You can thank this arthouse film for uniting Swift and Antonoff on ‘Midnights’ – it’s all very well to disagree with and even to dismiss, on the basis of taste or intellect, the films they make, but not to reject them on the same grounds. As for Swift’s acting, it remains the most remarkable thing about him – he is able to play a character with the most limited talents and at the same time maintain his control and poise over some of the most difficult situations he is asked to play. He gives the best performance of his career in ‘The Woman In White’, a film which, although it is not his finest, leaves him as brilliant as the film can demand, but which, by way of contrast to ‘Midnights’, may not have received the same accolades, for ‘The Woman In White’ is not a film Swift might have made – or at least not with the same sense of purpose or challenge. But to Swift’s eye it is.

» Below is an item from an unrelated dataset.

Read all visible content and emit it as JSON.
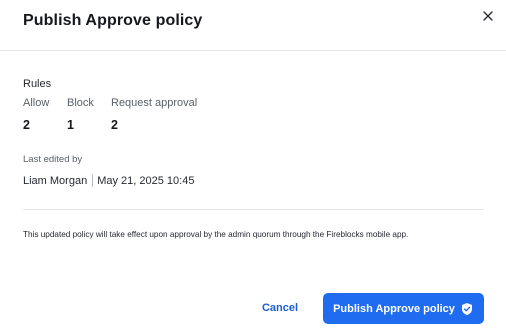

The film is based on the memoirs of the author, Elizabeth Strout, who was married to Swift from 1970 until her death in 1998. It is often referred to as a ‘whodunits’ film. There are quite a few reasons for this. It is a ‘romantic’ film; it is an exploration of guilt and of solitude. But perhaps most obviously, it is a thriller, a genre Swift had a particular affinity for, and which he would revisit numerous times, most notably in ‘Under Milk Wood’ (1978), ‘A Heartbreaking Work Of Staggering Genius’ (1983), ‘A Simpleton Blossoms’ (1984), ‘A Fish Called Wanda’ (1984), ‘An Englishman In New York’ (1985), ‘A Fish Called Wanda Part II’ (1988), ‘The Adventures of Tom Sawyer: Part II’ (1990), ‘Under Suspicion’ (1995), ‘Bewitched’ (2005), ‘A Simple Plan’ (2009) and ‘The Girl In The Cafe’ (2013). But the most compelling reason for calling ‘Midnights’ a ‘romantic’ film may be the reason why, as a film, it is so rare: it takes the subject matter of a book that is very much a book about people caught up in terrible trouble, but which never quite delivers on those expectations.
There are many people who have read ‘Midnights